By Tara Oresick
On January 21, two lambs began their very first day at our Northern California Shelter — and they began it very early. Twins Elizabeth and Zuri were born at about 4:30 a.m. (read about the rescue of their mother, Dolly). Each entered the world in very different ways, and so life itself is unfolding differently for them. But for both, each morning promises a busy day of learning and growing.
Getting to Know You: Zuri
Zuri had a rough start. On the morning of her birth, she was rushed to the hospital after caregivers found her clinging to life, lying still and wet on the floor of the barn with the birth sack still encasing her head and aspirated fluid in her lungs. Dolly, already inseparable from firstborn Elizabeth, seemed unaware of her second lamb. It was caregivers who cleaned, dried, and warmed Zuri in her first moments.
Like many other prey animals, sheep are keenly aware of their own and their babies’ vulnerability. Determined to keep their young alive, ewes are sometimes compelled to make a wrenching decision to devote their energy to a stronger lamb at the expense of one with a slim chance of survival, lest both die. We think this was the case with Dolly, who is one of the most fearful sheep we have ever rescued. She used the strength she had to protect Elizabeth, perhaps not even realizing that Zuri was alive. When Zuri returned from the hospital, Dolly did not appear to recognize her as her daughter and was reluctant to nurse her.
Zuri quickly took to the bottle, though, and she currently lives in our shelter hospital, where she has no less than five human moms and dads (her caregivers). Confident and carefree, she adores us and follows us everywhere like a tiny assistant.
At the first sound of the doorknob turning in the morning, Zuri is up and bleating. And she’ll let you know if you’re running late! Along with her breakfast, Zuri receives a morning health check and gets her temperature taken. Over the course of the day, she’ll be weighed, her umbilicus (where her umbilical cord was attached) will be cleaned to prevent infection, and she’ll have a few more meals, too. Zuri gets sleepy as the day wears on, but she’s reluctant to take naps because she always wants to be part of the action.
After breakfast, it’s time to play and explore.
Zuri loves to run outside…
she checks in with the neighbors…
and, most of all, she loves to scramble to the top of anything she can — and then leap off! Straw bales are pretty much her favorite things.
Getting to Know You: Elizabeth
Elizabeth gets her meals from her mom instead of a bottle. Unlike her gregarious sister, Elizabeth is shy — she’d rather hang out with Dolly than socialize with visitors. But she, too, loves leaping off straw bales. Both Zuri and Elizabeth are super happy lambs who just want to run around and kick up their heels.

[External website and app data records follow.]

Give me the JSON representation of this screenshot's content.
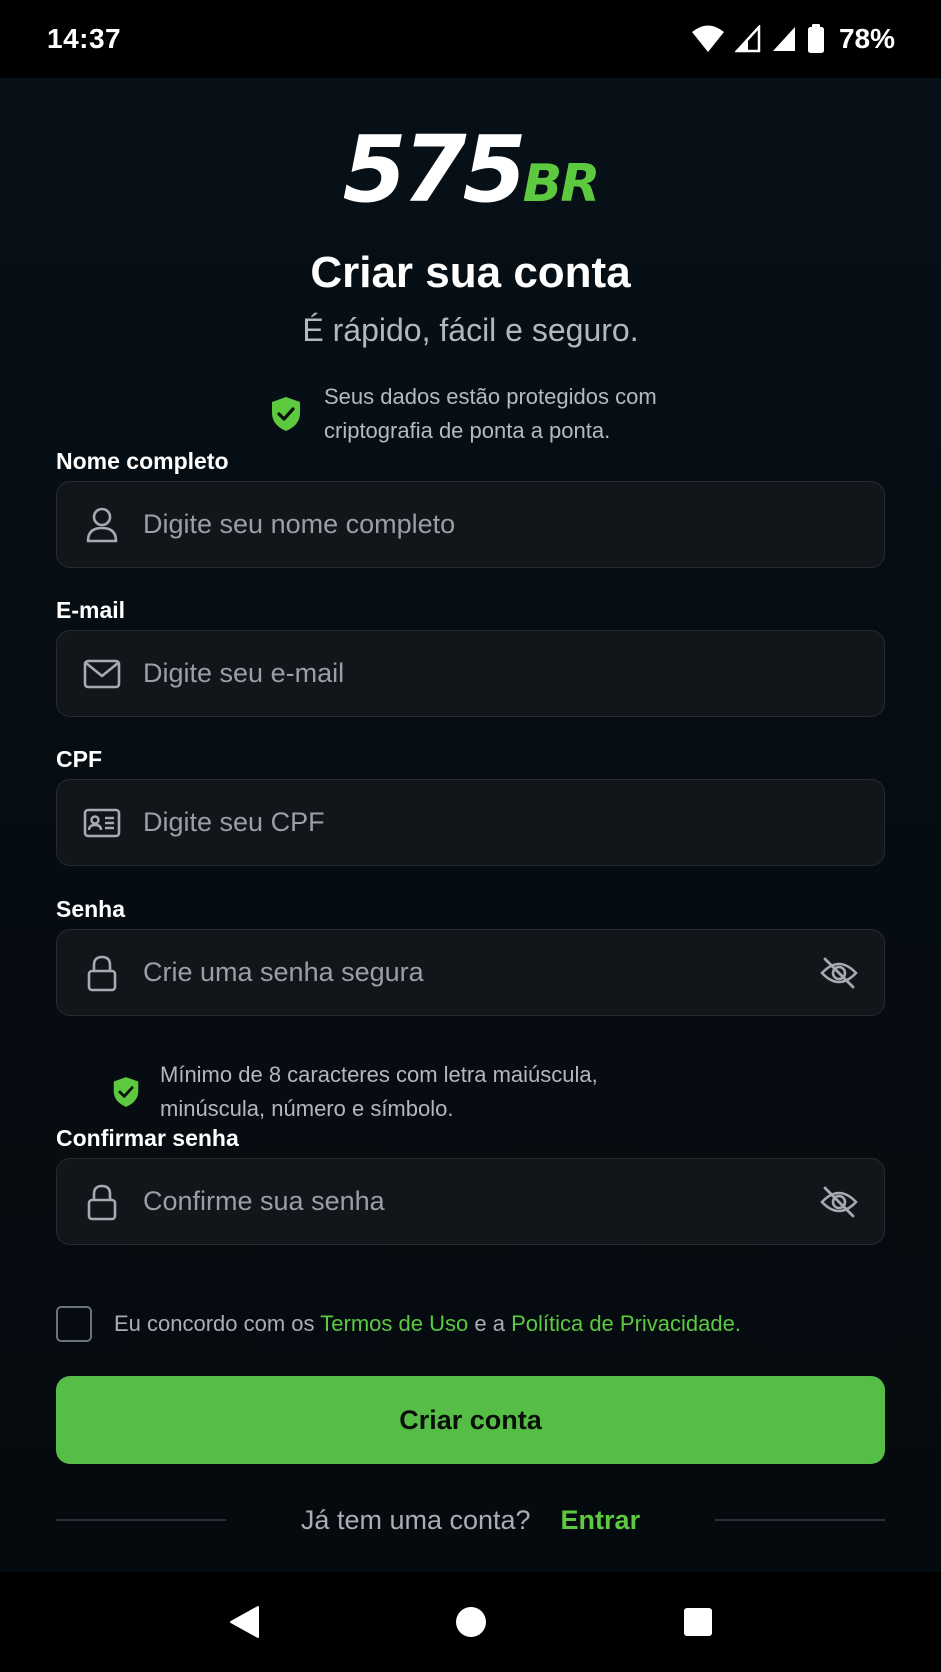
{
  "status_bar": {
    "time": "14:37",
    "battery": "78%"
  },
  "brand": {
    "logo_main": "575",
    "logo_suffix": "BR",
    "accent_color": "#5cc93e"
  },
  "header": {
    "title": "Criar sua conta",
    "subtitle": "É rápido, fácil e seguro.",
    "security_note": "Seus dados estão protegidos com criptografia de ponta a ponta.",
    "security_icon": "shield-check-icon"
  },
  "form": {
    "full_name": {
      "label": "Nome completo",
      "placeholder": "Digite seu nome completo",
      "value": "",
      "icon": "user-icon"
    },
    "email": {
      "label": "E-mail",
      "placeholder": "Digite seu e-mail",
      "value": "",
      "icon": "mail-icon"
    },
    "cpf": {
      "label": "CPF",
      "placeholder": "Digite seu CPF",
      "value": "",
      "icon": "id-card-icon"
    },
    "password": {
      "label": "Senha",
      "placeholder": "Crie uma senha segura",
      "value": "",
      "icon": "lock-icon",
      "toggle_icon": "eye-off-icon"
    },
    "password_hint": "Mínimo de 8 caracteres com letra maiúscula, minúscula, número e símbolo.",
    "confirm_password": {
      "label": "Confirmar senha",
      "placeholder": "Confirme sua senha",
      "value": "",
      "icon": "lock-icon",
      "toggle_icon": "eye-off-icon"
    }
  },
  "terms": {
    "checked": false,
    "prefix": "Eu concordo com os",
    "terms_link": "Termos de Uso",
    "connector": "e a",
    "privacy_link": "Política de Privacidade",
    "suffix": "."
  },
  "submit_label": "Criar conta",
  "login": {
    "question": "Já tem uma conta?",
    "link": "Entrar"
  },
  "navigation": {
    "back_icon": "back-triangle-icon",
    "home_icon": "home-circle-icon",
    "recents_icon": "recents-square-icon"
  }
}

Elizabeth and Dolly love each other more than anything. The two live together in a private stall and yard — their own little studio apartment — and they stick to each other like glue!
Wherever Elizabeth goes, Dolly is right behind, “baa-ing” for her to be careful. When we perform health checks on Elizabeth, her mom is with her the entire time, uttering a series of guttural sounds — a special language that exists only between ewes and their lambs.
The relationship between Dolly and Elizabeth epitomizes the incredibly tight bonds that form between mother and baby sheep. Ewes are on alert for anything that might be a threat to their babies. Lambs, in turn, take their cues from mom’s behavior, learning from her what’s safe and what’s not.
The protection, comfort, and communication forged through the ewe–lamb bond are also expressed on a larger scale among the close-knit members of a sheep flock, something our two new lambs will experience when they get bigger.
And they are getting bigger! Elizabeth and Zuri are growing by leaps and bounds.
Now that Zuri and Elizabeth have grown some and mom is beginning to feel more at ease with us, the twins have daily play dates. Elizabeth is coming out of her shell and will now run up to caregivers in order to be with her beloved sister. Even though Elizabeth and Zuri started out apart, they will definitely be growing up together. They spend hours waging jumping contests and resting their heads on each other.
When night has fallen, it’s time for lambs to go to sleep, but they’ll be up in a few hours for their late-night snack. Bedtime is just a short break in the midst of their excitement. A day in the life of a lamb doesn’t really end; it just flows into a new day of wonders and fresh bales of straw.